§ PROBLEM TO SOLVE: From the first line to the last, retype the listing without any alteration.

=== Section Start ===

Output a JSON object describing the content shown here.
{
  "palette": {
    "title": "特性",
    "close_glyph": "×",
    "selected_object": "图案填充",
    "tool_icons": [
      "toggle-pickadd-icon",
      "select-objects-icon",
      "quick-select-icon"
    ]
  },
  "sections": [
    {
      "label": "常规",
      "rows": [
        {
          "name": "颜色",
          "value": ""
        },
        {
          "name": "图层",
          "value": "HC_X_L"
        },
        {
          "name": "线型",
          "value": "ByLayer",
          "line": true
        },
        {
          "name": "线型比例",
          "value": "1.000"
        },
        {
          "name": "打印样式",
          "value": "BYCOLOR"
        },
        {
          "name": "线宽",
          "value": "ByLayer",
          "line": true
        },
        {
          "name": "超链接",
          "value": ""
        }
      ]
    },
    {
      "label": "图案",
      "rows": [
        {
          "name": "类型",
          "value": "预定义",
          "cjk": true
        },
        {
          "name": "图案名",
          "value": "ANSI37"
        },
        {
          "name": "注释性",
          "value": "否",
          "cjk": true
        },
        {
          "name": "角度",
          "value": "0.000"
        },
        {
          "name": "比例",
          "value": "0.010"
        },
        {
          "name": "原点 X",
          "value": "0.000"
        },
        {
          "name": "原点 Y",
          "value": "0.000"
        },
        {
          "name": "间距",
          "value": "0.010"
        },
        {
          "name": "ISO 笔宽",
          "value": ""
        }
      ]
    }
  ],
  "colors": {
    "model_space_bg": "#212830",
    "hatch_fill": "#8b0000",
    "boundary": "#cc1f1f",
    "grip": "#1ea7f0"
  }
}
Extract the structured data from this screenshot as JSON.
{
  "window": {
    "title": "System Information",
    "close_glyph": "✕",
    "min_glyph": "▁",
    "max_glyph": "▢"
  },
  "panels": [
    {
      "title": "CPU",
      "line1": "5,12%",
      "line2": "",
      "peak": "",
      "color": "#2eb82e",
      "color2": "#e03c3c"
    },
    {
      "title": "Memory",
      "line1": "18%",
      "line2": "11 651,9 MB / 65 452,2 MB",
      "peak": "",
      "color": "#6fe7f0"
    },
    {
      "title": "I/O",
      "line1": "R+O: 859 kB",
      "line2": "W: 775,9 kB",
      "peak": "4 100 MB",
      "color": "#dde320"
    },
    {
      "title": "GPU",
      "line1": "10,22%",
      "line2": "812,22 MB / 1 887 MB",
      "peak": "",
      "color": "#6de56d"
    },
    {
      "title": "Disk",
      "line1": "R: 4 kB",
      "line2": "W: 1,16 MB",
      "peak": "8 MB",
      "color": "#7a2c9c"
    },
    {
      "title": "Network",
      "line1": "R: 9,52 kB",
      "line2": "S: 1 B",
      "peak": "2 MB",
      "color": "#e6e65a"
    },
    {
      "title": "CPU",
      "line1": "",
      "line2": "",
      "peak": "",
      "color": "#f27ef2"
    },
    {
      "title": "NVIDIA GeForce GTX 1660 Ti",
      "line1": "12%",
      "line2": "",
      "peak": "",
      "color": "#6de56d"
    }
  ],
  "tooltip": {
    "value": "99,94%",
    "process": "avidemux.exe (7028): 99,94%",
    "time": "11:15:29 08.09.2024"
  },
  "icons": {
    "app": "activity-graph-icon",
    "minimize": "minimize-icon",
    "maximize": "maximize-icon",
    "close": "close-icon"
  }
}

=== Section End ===

§ RESPONSE:
Output a JSON object describing the content shown here.
{
  "palette": {
    "title": "特性",
    "close_glyph": "×",
    "selected_object": "图案填充",
    "tool_icons": [
      "toggle-pickadd-icon",
      "select-objects-icon",
      "quick-select-icon"
    ]
  },
  "sections": [
    {
      "label": "常规",
      "rows": [
        {
          "name": "颜色",
          "value": ""
        },
        {
          "name": "图层",
          "value": "HC_X_L"
        },
        {
          "name": "线型",
          "value": "ByLayer",
          "line": true
        },
        {
          "name": "线型比例",
          "value": "1.000"
        },
        {
          "name": "打印样式",
          "value": "BYCOLOR"
        },
        {
          "name": "线宽",
          "value": "ByLayer",
          "line": true
        },
        {
          "name": "超链接",
          "value": ""
        }
      ]
    },
    {
      "label": "图案",
      "rows": [
        {
          "name": "类型",
          "value": "预定义",
          "cjk": true
        },
        {
          "name": "图案名",
          "value": "ANSI37"
        },
        {
          "name": "注释性",
          "value": "否",
          "cjk": true
        },
        {
          "name": "角度",
          "value": "0.000"
        },
        {
          "name": "比例",
          "value": "0.010"
        },
        {
          "name": "原点 X",
          "value": "0.000"
        },
        {
          "name": "原点 Y",
          "value": "0.000"
        },
        {
          "name": "间距",
          "value": "0.010"
        },
        {
          "name": "ISO 笔宽",
          "value": ""
        }
      ]
    }
  ],
  "colors": {
    "model_space_bg": "#212830",
    "hatch_fill": "#8b0000",
    "boundary": "#cc1f1f",
    "grip": "#1ea7f0"
  }
}
Extract the structured data from this screenshot as JSON.
{
  "window": {
    "title": "System Information",
    "close_glyph": "✕",
    "min_glyph": "▁",
    "max_glyph": "▢"
  },
  "panels": [
    {
      "title": "CPU",
      "line1": "5,12%",
      "line2": "",
      "peak": "",
      "color": "#2eb82e",
      "color2": "#e03c3c"
    },
    {
      "title": "Memory",
      "line1": "18%",
      "line2": "11 651,9 MB / 65 452,2 MB",
      "peak": "",
      "color": "#6fe7f0"
    },
    {
      "title": "I/O",
      "line1": "R+O: 859 kB",
      "line2": "W: 775,9 kB",
      "peak": "4 100 MB",
      "color": "#dde320"
    },
    {
      "title": "GPU",
      "line1": "10,22%",
      "line2": "812,22 MB / 1 887 MB",
      "peak": "",
      "color": "#6de56d"
    },
    {
      "title": "Disk",
      "line1": "R: 4 kB",
      "line2": "W: 1,16 MB",
      "peak": "8 MB",
      "color": "#7a2c9c"
    },
    {
      "title": "Network",
      "line1": "R: 9,52 kB",
      "line2": "S: 1 B",
      "peak": "2 MB",
      "color": "#e6e65a"
    },
    {
      "title": "CPU",
      "line1": "",
      "line2": "",
      "peak": "",
      "color": "#f27ef2"
    },
    {
      "title": "NVIDIA GeForce GTX 1660 Ti",
      "line1": "12%",
      "line2": "",
      "peak": "",
      "color": "#6de56d"
    }
  ],
  "tooltip": {
    "value": "99,94%",
    "process": "avidemux.exe (7028): 99,94%",
    "time": "11:15:29 08.09.2024"
  },
  "icons": {
    "app": "activity-graph-icon",
    "minimize": "minimize-icon",
    "maximize": "maximize-icon",
    "close": "close-icon"
  }
}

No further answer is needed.